December 28, 2012      

AUTOMATION WORLD: According to a recent Morgan Stanley Blue Paper, the current demand for robotics in China is relatively small; however, rising wage pressures and other factors will push the automotive, electronics and the metal/machine tool industries to automate production.

With continuous improvement pressures and China’s recent economic slowdown, analysts are becoming more bullish on Chinese manufacturers expanding factory automation investments and, in particular, robotics.

The paper, China Robotics: Automation for the People, states that even with a tepid 2012 for China, robot suppliers continued to move operations there.

Robotics Expands: $1.2B today to $6B by 2020–a five-fold increase

Robotic automation in China is seen by many as low-hanging fruit and their reasons why are: 1) Plant managers used to see automation and its associated depreciation equipment costs as a negative; 2) Automotive industries are requiring more standardization; and 3) Rising wages, and the ever-increasing elderly population.

The report points out that “robot usage is some 60 percent below the global average–a market of $1.2 billion today could be worth $6 billion by 2020–a five-fold increase.”

The report also suggests that even though China’s robotics demand today is small at $1.2 billion last year, on a relative basis its share of total automation spend is actually quite high at 27 percent, compared with the global average of close to 4 percent.

The report projects that China’s robot usage effectively catches up with the global average of 55 robots per 10,000 workers (adjusted for GDP per capita), and then the market could easily reach $6 billion.
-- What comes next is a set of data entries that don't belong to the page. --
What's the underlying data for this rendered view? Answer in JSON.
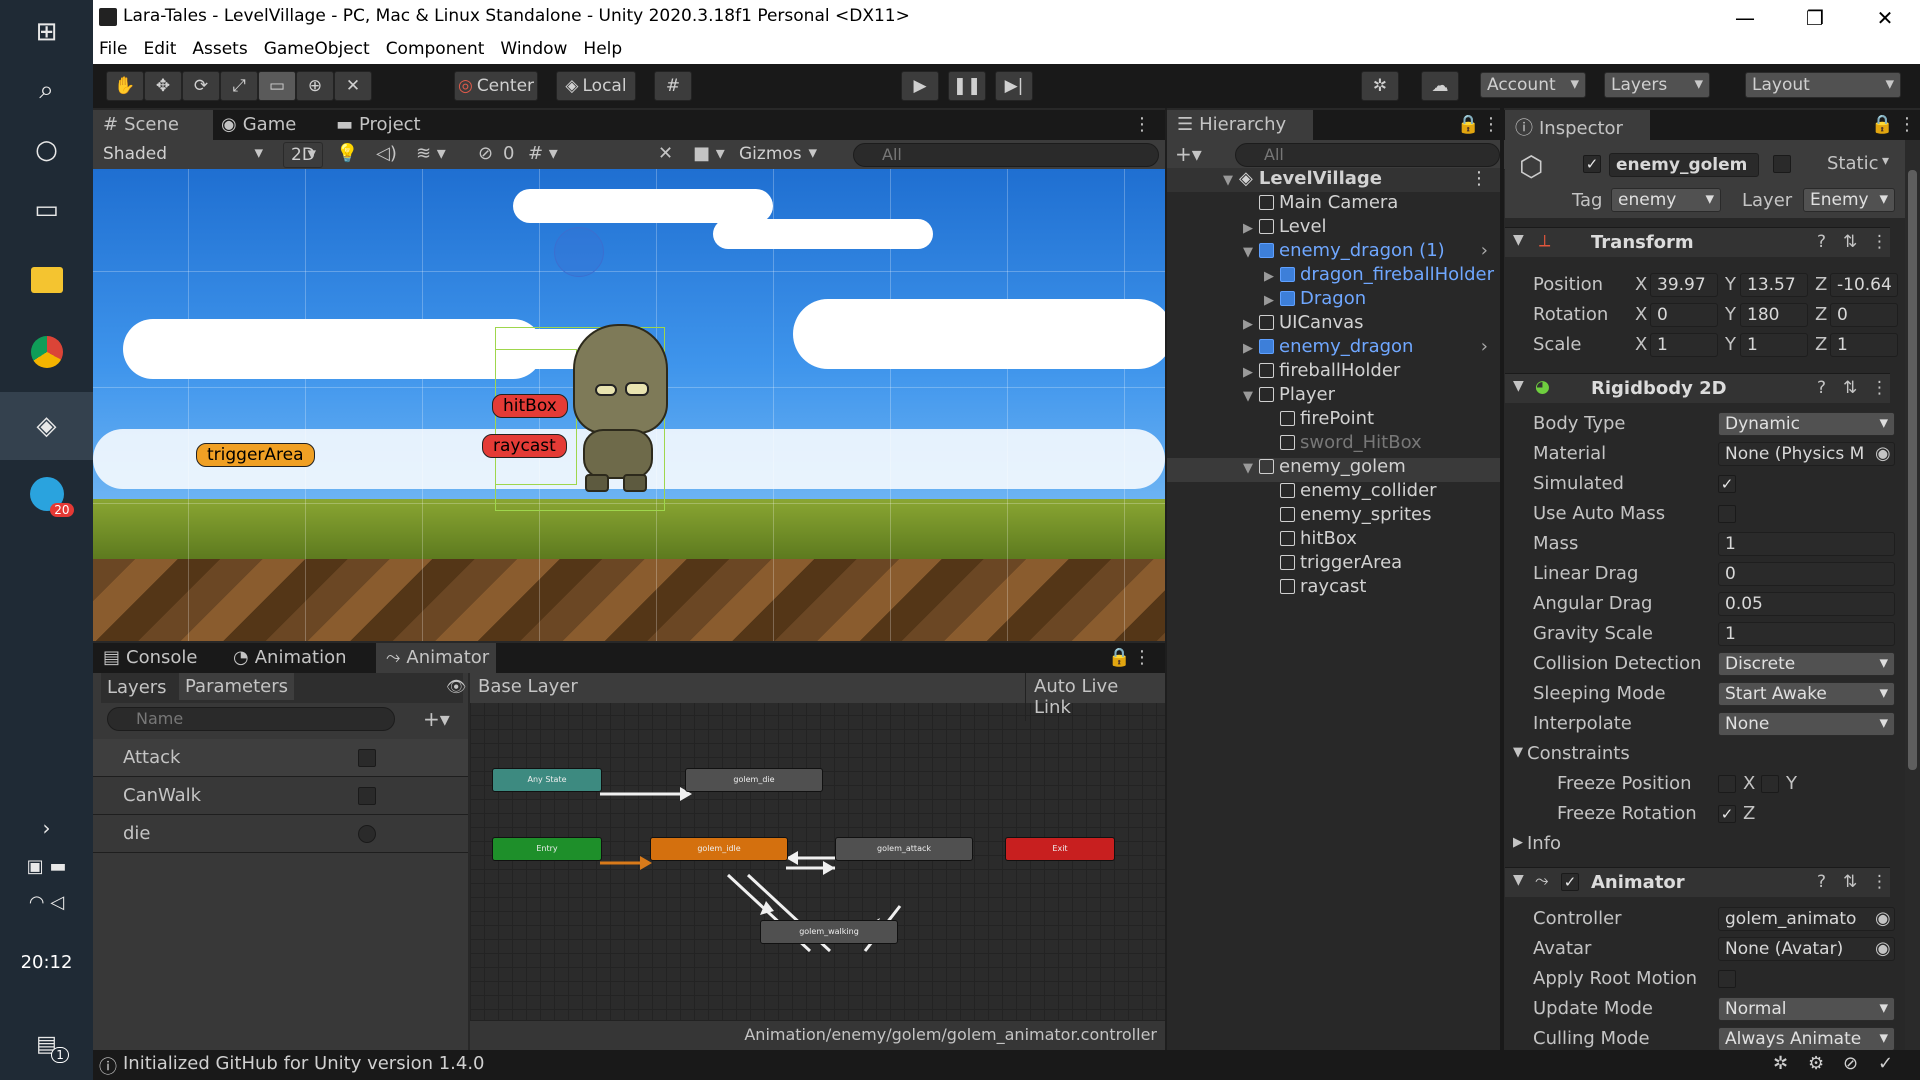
{
  "taskbar": {
    "clock": "20:12",
    "telegram_badge": "20",
    "notifications_badge": "1"
  },
  "window": {
    "title": "Lara-Tales - LevelVillage - PC, Mac & Linux Standalone - Unity 2020.3.18f1 Personal <DX11>"
  },
  "menu": [
    "File",
    "Edit",
    "Assets",
    "GameObject",
    "Component",
    "Window",
    "Help"
  ],
  "toolbar": {
    "center_label": "Center",
    "local_label": "Local",
    "account_label": "Account",
    "layers_label": "Layers",
    "layout_label": "Layout"
  },
  "scene_panel": {
    "tabs": [
      "Scene",
      "Game",
      "Project"
    ],
    "shading": "Shaded",
    "mode_2d": "2D",
    "hidden_count": "0",
    "gizmos": "Gizmos",
    "search_placeholder": "All",
    "labels": {
      "trigger": "triggerArea",
      "hitbox": "hitBox",
      "raycast": "raycast"
    }
  },
  "bottom_panel": {
    "tabs": [
      "Console",
      "Animation",
      "Animator"
    ],
    "subtabs": [
      "Layers",
      "Parameters"
    ],
    "search_placeholder": "Name",
    "base_layer": "Base Layer",
    "auto_live_link": "Auto Live Link",
    "parameters": [
      {
        "name": "Attack",
        "type": "bool"
      },
      {
        "name": "CanWalk",
        "type": "bool"
      },
      {
        "name": "die",
        "type": "trigger"
      }
    ],
    "states": {
      "any": "Any State",
      "die": "golem_die",
      "entry": "Entry",
      "idle": "golem_idle",
      "attack": "golem_attack",
      "exit": "Exit",
      "walking": "golem_walking"
    },
    "controller_path": "Animation/enemy/golem/golem_animator.controller"
  },
  "hierarchy": {
    "tab": "Hierarchy",
    "search_placeholder": "All",
    "scene": "LevelVillage",
    "items": [
      {
        "label": "Main Camera",
        "depth": 1,
        "arrow": "",
        "style": "normal"
      },
      {
        "label": "Level",
        "depth": 1,
        "arrow": "▶",
        "style": "normal"
      },
      {
        "label": "enemy_dragon (1)",
        "depth": 1,
        "arrow": "▼",
        "style": "blue"
      },
      {
        "label": "dragon_fireballHolder",
        "depth": 2,
        "arrow": "▶",
        "style": "blue"
      },
      {
        "label": "Dragon",
        "depth": 2,
        "arrow": "▶",
        "style": "blue"
      },
      {
        "label": "UICanvas",
        "depth": 1,
        "arrow": "▶",
        "style": "normal"
      },
      {
        "label": "enemy_dragon",
        "depth": 1,
        "arrow": "▶",
        "style": "blue"
      },
      {
        "label": "fireballHolder",
        "depth": 1,
        "arrow": "▶",
        "style": "normal"
      },
      {
        "label": "Player",
        "depth": 1,
        "arrow": "▼",
        "style": "normal"
      },
      {
        "label": "firePoint",
        "depth": 2,
        "arrow": "",
        "style": "normal"
      },
      {
        "label": "sword_HitBox",
        "depth": 2,
        "arrow": "",
        "style": "dim"
      },
      {
        "label": "enemy_golem",
        "depth": 1,
        "arrow": "▼",
        "style": "selected"
      },
      {
        "label": "enemy_collider",
        "depth": 2,
        "arrow": "",
        "style": "normal"
      },
      {
        "label": "enemy_sprites",
        "depth": 2,
        "arrow": "",
        "style": "normal"
      },
      {
        "label": "hitBox",
        "depth": 2,
        "arrow": "",
        "style": "normal"
      },
      {
        "label": "triggerArea",
        "depth": 2,
        "arrow": "",
        "style": "normal"
      },
      {
        "label": "raycast",
        "depth": 2,
        "arrow": "",
        "style": "normal"
      }
    ]
  },
  "inspector": {
    "tab": "Inspector",
    "object_name": "enemy_golem",
    "static_label": "Static",
    "tag_label": "Tag",
    "tag_value": "enemy",
    "layer_label": "Layer",
    "layer_value": "Enemy",
    "transform": {
      "title": "Transform",
      "position_label": "Position",
      "position": [
        "39.97",
        "13.57",
        "-10.64"
      ],
      "rotation_label": "Rotation",
      "rotation": [
        "0",
        "180",
        "0"
      ],
      "scale_label": "Scale",
      "scale": [
        "1",
        "1",
        "1"
      ]
    },
    "rigidbody": {
      "title": "Rigidbody 2D",
      "body_type_label": "Body Type",
      "body_type": "Dynamic",
      "material_label": "Material",
      "material": "None (Physics M",
      "simulated_label": "Simulated",
      "use_auto_mass_label": "Use Auto Mass",
      "mass_label": "Mass",
      "mass": "1",
      "linear_drag_label": "Linear Drag",
      "linear_drag": "0",
      "angular_drag_label": "Angular Drag",
      "angular_drag": "0.05",
      "gravity_label": "Gravity Scale",
      "gravity": "1",
      "collision_label": "Collision Detection",
      "collision": "Discrete",
      "sleeping_label": "Sleeping Mode",
      "sleeping": "Start Awake",
      "interpolate_label": "Interpolate",
      "interpolate": "None",
      "constraints_label": "Constraints",
      "freeze_pos_label": "Freeze Position",
      "freeze_rot_label": "Freeze Rotation",
      "info_label": "Info"
    },
    "animator": {
      "title": "Animator",
      "controller_label": "Controller",
      "controller": "golem_animato",
      "avatar_label": "Avatar",
      "avatar": "None (Avatar)",
      "root_motion_label": "Apply Root Motion",
      "update_mode_label": "Update Mode",
      "update_mode": "Normal",
      "culling_label": "Culling Mode",
      "culling": "Always Animate"
    }
  },
  "status": {
    "message": "Initialized GitHub for Unity version 1.4.0"
  }
}
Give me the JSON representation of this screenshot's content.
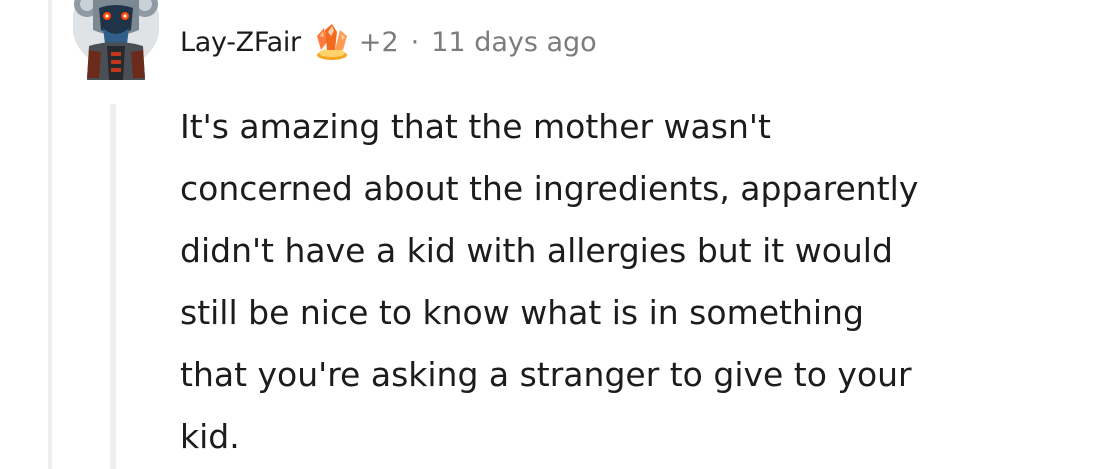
{
  "comment": {
    "username": "Lay-ZFair",
    "award": {
      "icon": "crystal-award-icon",
      "count": "+2"
    },
    "separator": "·",
    "timestamp": "11 days ago",
    "body_lines": [
      "It's amazing that the mother wasn't",
      "concerned about the ingredients, apparently",
      "didn't have a kid with allergies but it would",
      "still be nice to know what is in something",
      "that you're asking a stranger to give to your",
      "kid."
    ]
  },
  "colors": {
    "text_primary": "#1c1c1c",
    "text_meta": "#7c7c7c",
    "thread_line": "#edeff1",
    "award_orange": "#f26b1d"
  }
}
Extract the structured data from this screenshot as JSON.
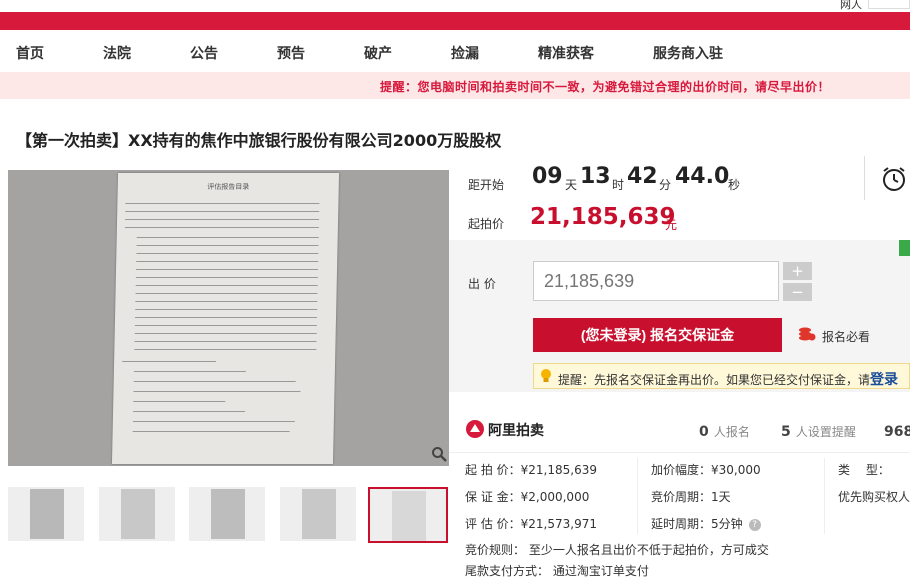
{
  "top": {
    "mini_text": "网人"
  },
  "nav": {
    "items": [
      "首页",
      "法院",
      "公告",
      "预告",
      "破产",
      "捡漏",
      "精准获客",
      "服务商入驻"
    ]
  },
  "notice": {
    "text": "提醒：您电脑时间和拍卖时间不一致，为避免错过合理的出价时间，请尽早出价！"
  },
  "item": {
    "title": "【第一次拍卖】XX持有的焦作中旅银行股份有限公司2000万股股权"
  },
  "gallery": {
    "doc_title": "评估报告目录",
    "thumb_count": 5,
    "active_thumb": 5
  },
  "countdown": {
    "label": "距开始",
    "days": "09",
    "days_unit": "天",
    "hours": "13",
    "hours_unit": "时",
    "minutes": "42",
    "minutes_unit": "分",
    "seconds": "44.0",
    "seconds_unit": "秒"
  },
  "start_price": {
    "label": "起拍价",
    "value": "21,185,639",
    "unit": "元"
  },
  "bid": {
    "label": "出 价",
    "placeholder": "21,185,639",
    "plus": "+",
    "minus": "−",
    "signup_button": "(您未登录) 报名交保证金",
    "must_read": "报名必看",
    "tip": "提醒：先报名交保证金再出价。如果您已经交付保证金，请",
    "tip_link": "登录"
  },
  "platform": {
    "name": "阿里拍卖",
    "signups_n": "0",
    "signups_t": "人报名",
    "reminders_n": "5",
    "reminders_t": "人设置提醒",
    "views_n": "968"
  },
  "details": {
    "start_price": "起 拍 价：¥21,185,639",
    "deposit": "保 证 金：¥2,000,000",
    "valuation": "评 估 价：¥21,573,971",
    "increment": "加价幅度：¥30,000",
    "cycle": "竞价周期：1天",
    "extension": "延时周期：5分钟",
    "type_label": "类　 型：",
    "priority": "优先购买权人",
    "rule": "竞价规则：  至少一人报名且出价不低于起拍价，方可成交",
    "payment": "尾款支付方式：   通过淘宝订单支付"
  },
  "colors": {
    "brand_red": "#d7193c",
    "price_red": "#c8102e",
    "notice_bg": "#fde7e7"
  }
}
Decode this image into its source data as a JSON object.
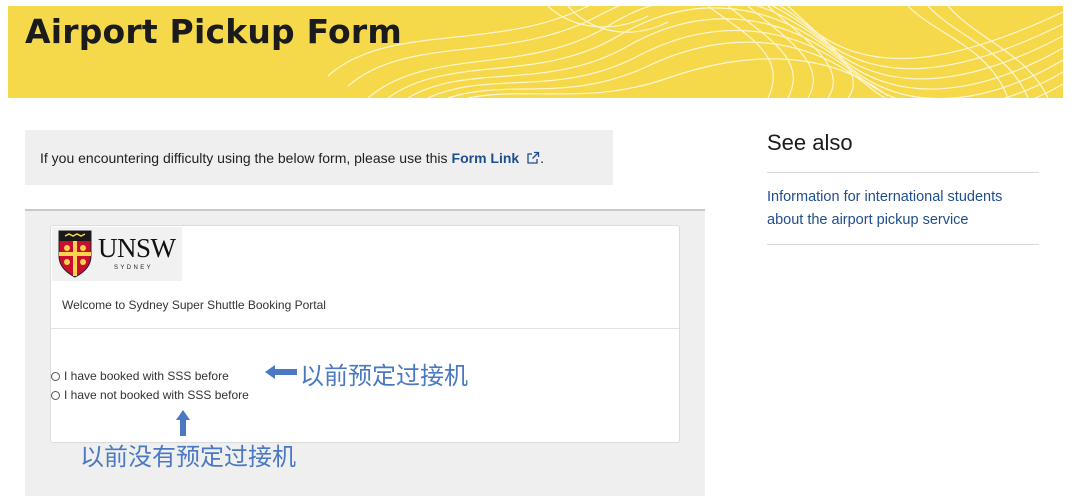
{
  "header": {
    "title": "Airport Pickup Form"
  },
  "notice": {
    "text": "If you encountering difficulty using the below form, please use this",
    "link_label": "Form Link",
    "suffix": ".",
    "icon": "external-link-icon"
  },
  "embedded_portal": {
    "logo_text": "UNSW",
    "logo_subtext": "SYDNEY",
    "welcome": "Welcome to Sydney Super Shuttle Booking Portal",
    "options": [
      {
        "label": "I have booked with SSS before",
        "checked": false
      },
      {
        "label": "I have not booked with SSS before",
        "checked": false
      }
    ]
  },
  "annotations": {
    "booked_before": "以前预定过接机",
    "not_booked_before": "以前没有预定过接机",
    "color": "#4a78c2"
  },
  "sidebar": {
    "heading": "See also",
    "link": "Information for international students about the airport pickup service"
  },
  "colors": {
    "banner": "#f6d94b",
    "link": "#1f4e8c",
    "notice_bg": "#efefef"
  }
}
This would still be a long way short of usage in Japan and South Korea at 343 per 10,000 workers.

According to the Financial Times: “The challenge for China’s electronics factories, which produce the majority of the world’s smartphones and computers, is to develop robots that can manipulate flexible wires and calculate how much force is needed to insert that wire into a delicate motherboard. Consumer electronic products also evolve much faster than car models, which means the next generation of robots has to be easily reprogrammable.”

China, says Jerry Li, knitwear manager, tries to hold on to work in garments and textiles by automating, amid increasing competition from lower-cost countries such as Bangladesh and Cambodia.

Order sizes to Chinese factories are declining, leading to lower margins and less money to invest in the business. This has led some owners across southern China to close rather than automate.

The report also provides a detailed analysis of four automation suppliers in China: ABB Fanuc Yaskawa and Kuka Robotics. Adept Technology is referenced for its 128 SCARA robots used in a Philips application and, of course, automotive is presented by Kuka and its 330 robots in building the Mercedes A Class sedan.

China’s robotics is still heavily dependent on the automotive industry with 59 percent of demand, relative to electronics at 17 percent.

Key findings:

  • The paper compares the current situation in China with developments in Japan during the 1970s and 1980s. The parallels are both relevant and compelling. In Japan: the nature of the workforce and rising wage pressures are a meaningful factor; “cultural drivers”, in terms of willingness to displace workers and adopt technology are meaningful also; quality issues become important, as a domestic industry evolves; and growth rates, as robot penetration occurs, can be quite spectacular during the ramp-up phase.
  • Machine tools account for 11 percent of the total demand.
  • China could reach 50 robots per 10,000 workers in applications outside of automotive. This is again not a demanding target and would make its usage ex-auto similar to that of France, but still ~65 percent below the current average for these applications. Robotics is used significantly in assembly functions in advanced electronics but also in many types of industrial machinery and machine tool applications.
  • China and South Korea are mirror images in auto and electronics demand. We find this point very interesting, because it tends to suggest the following: that China’s robotics market is still in its infancy, and is disproportionately dependent on the automotive industry; that in more advanced economies such as South Korea and Japan, robot applications are far more broad-based.
  • The automotive industry is nation-wide, not just coastal. The production of motor vehicles is widespread throughout the country and the top seven provinces in terms of vehicles output only concentrates. 60 percent of the total production.